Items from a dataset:
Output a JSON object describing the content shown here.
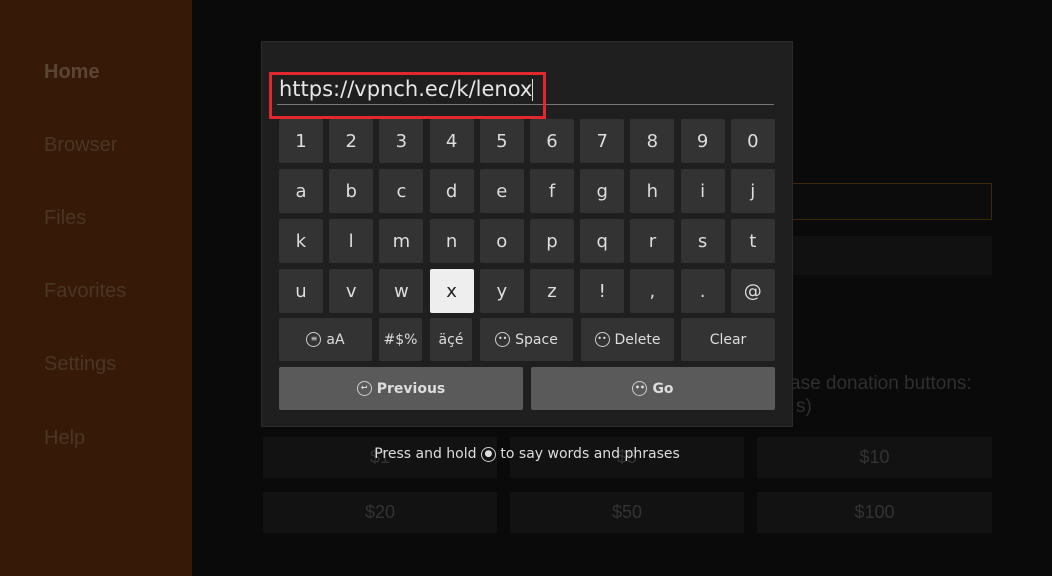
{
  "sidebar": {
    "items": [
      {
        "label": "Home"
      },
      {
        "label": "Browser"
      },
      {
        "label": "Files"
      },
      {
        "label": "Favorites"
      },
      {
        "label": "Settings"
      },
      {
        "label": "Help"
      }
    ]
  },
  "background": {
    "donation_text": "ase donation buttons:",
    "donation_text2": "s)",
    "donations": [
      "$1",
      "$5",
      "$10",
      "$20",
      "$50",
      "$100"
    ]
  },
  "keyboard": {
    "url_value": "https://vpnch.ec/k/lenox",
    "rows": [
      [
        "1",
        "2",
        "3",
        "4",
        "5",
        "6",
        "7",
        "8",
        "9",
        "0"
      ],
      [
        "a",
        "b",
        "c",
        "d",
        "e",
        "f",
        "g",
        "h",
        "i",
        "j"
      ],
      [
        "k",
        "l",
        "m",
        "n",
        "o",
        "p",
        "q",
        "r",
        "s",
        "t"
      ],
      [
        "u",
        "v",
        "w",
        "x",
        "y",
        "z",
        "!",
        ",",
        ".",
        "@"
      ]
    ],
    "selected_key": "x",
    "case_label": "aA",
    "symbols_label": "#$%",
    "accents_label": "äçé",
    "space_label": "Space",
    "delete_label": "Delete",
    "clear_label": "Clear",
    "previous_label": "Previous",
    "go_label": "Go"
  },
  "hint": {
    "before": "Press and hold",
    "after": "to say words and phrases"
  },
  "colors": {
    "highlight": "#e0282e",
    "sidebar": "#361a07"
  }
}
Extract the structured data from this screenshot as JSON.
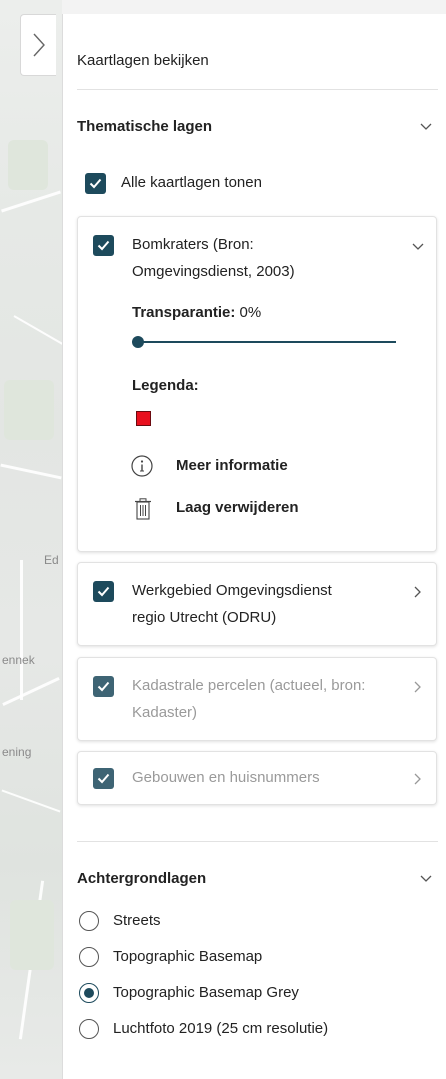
{
  "panel": {
    "title": "Kaartlagen bekijken",
    "toggle_icon": "chevron-right-icon"
  },
  "map_labels": [
    "Ed",
    "ennek",
    "ening"
  ],
  "thematic": {
    "title": "Thematische lagen",
    "show_all_label": "Alle kaartlagen tonen",
    "layers": [
      {
        "label_line1": "Bomkraters (Bron:",
        "label_line2": "Omgevingsdienst, 2003)",
        "expanded": true,
        "transparency_label": "Transparantie:",
        "transparency_value": "0%",
        "transparency_fraction": 0.0,
        "legend_label": "Legenda:",
        "legend_color": "#e8101e",
        "more_info_label": "Meer informatie",
        "remove_label": "Laag verwijderen"
      },
      {
        "label_line1": "Werkgebied Omgevingsdienst",
        "label_line2": "regio Utrecht (ODRU)",
        "expanded": false
      },
      {
        "label_line1": "Kadastrale percelen (actueel, bron:",
        "label_line2": "Kadaster)",
        "expanded": false,
        "muted": true
      },
      {
        "label_line1": "Gebouwen en huisnummers",
        "expanded": false,
        "muted": true
      }
    ]
  },
  "basemaps": {
    "title": "Achtergrondlagen",
    "options": [
      "Streets",
      "Topographic Basemap",
      "Topographic Basemap Grey",
      "Luchtfoto 2019 (25 cm resolutie)"
    ],
    "selected": "Topographic Basemap Grey"
  },
  "colors": {
    "accent": "#1d4a5c",
    "muted_text": "#9a9a9a"
  }
}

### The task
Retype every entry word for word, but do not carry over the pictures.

### Response to this task
Output a JSON object describing the content shown here.
{
  "sidebar": {
    "items": [
      {
        "label": "Home"
      },
      {
        "label": "Browser"
      },
      {
        "label": "Files"
      },
      {
        "label": "Favorites"
      },
      {
        "label": "Settings"
      },
      {
        "label": "Help"
      }
    ]
  },
  "background": {
    "donation_text": "ase donation buttons:",
    "donation_text2": "s)",
    "donations": [
      "$1",
      "$5",
      "$10",
      "$20",
      "$50",
      "$100"
    ]
  },
  "keyboard": {
    "url_value": "https://vpnch.ec/k/lenox",
    "rows": [
      [
        "1",
        "2",
        "3",
        "4",
        "5",
        "6",
        "7",
        "8",
        "9",
        "0"
      ],
      [
        "a",
        "b",
        "c",
        "d",
        "e",
        "f",
        "g",
        "h",
        "i",
        "j"
      ],
      [
        "k",
        "l",
        "m",
        "n",
        "o",
        "p",
        "q",
        "r",
        "s",
        "t"
      ],
      [
        "u",
        "v",
        "w",
        "x",
        "y",
        "z",
        "!",
        ",",
        ".",
        "@"
      ]
    ],
    "selected_key": "x",
    "case_label": "aA",
    "symbols_label": "#$%",
    "accents_label": "äçé",
    "space_label": "Space",
    "delete_label": "Delete",
    "clear_label": "Clear",
    "previous_label": "Previous",
    "go_label": "Go"
  },
  "hint": {
    "before": "Press and hold",
    "after": "to say words and phrases"
  },
  "colors": {
    "highlight": "#e0282e",
    "sidebar": "#361a07"
  }
}
Extract the structured data from this screenshot as JSON.
{
  "panel": {
    "title": "Kaartlagen bekijken",
    "toggle_icon": "chevron-right-icon"
  },
  "map_labels": [
    "Ed",
    "ennek",
    "ening"
  ],
  "thematic": {
    "title": "Thematische lagen",
    "show_all_label": "Alle kaartlagen tonen",
    "layers": [
      {
        "label_line1": "Bomkraters (Bron:",
        "label_line2": "Omgevingsdienst, 2003)",
        "expanded": true,
        "transparency_label": "Transparantie:",
        "transparency_value": "0%",
        "transparency_fraction": 0.0,
        "legend_label": "Legenda:",
        "legend_color": "#e8101e",
        "more_info_label": "Meer informatie",
        "remove_label": "Laag verwijderen"
      },
      {
        "label_line1": "Werkgebied Omgevingsdienst",
        "label_line2": "regio Utrecht (ODRU)",
        "expanded": false
      },
      {
        "label_line1": "Kadastrale percelen (actueel, bron:",
        "label_line2": "Kadaster)",
        "expanded": false,
        "muted": true
      },
      {
        "label_line1": "Gebouwen en huisnummers",
        "expanded": false,
        "muted": true
      }
    ]
  },
  "basemaps": {
    "title": "Achtergrondlagen",
    "options": [
      "Streets",
      "Topographic Basemap",
      "Topographic Basemap Grey",
      "Luchtfoto 2019 (25 cm resolutie)"
    ],
    "selected": "Topographic Basemap Grey"
  },
  "colors": {
    "accent": "#1d4a5c",
    "muted_text": "#9a9a9a"
  }
}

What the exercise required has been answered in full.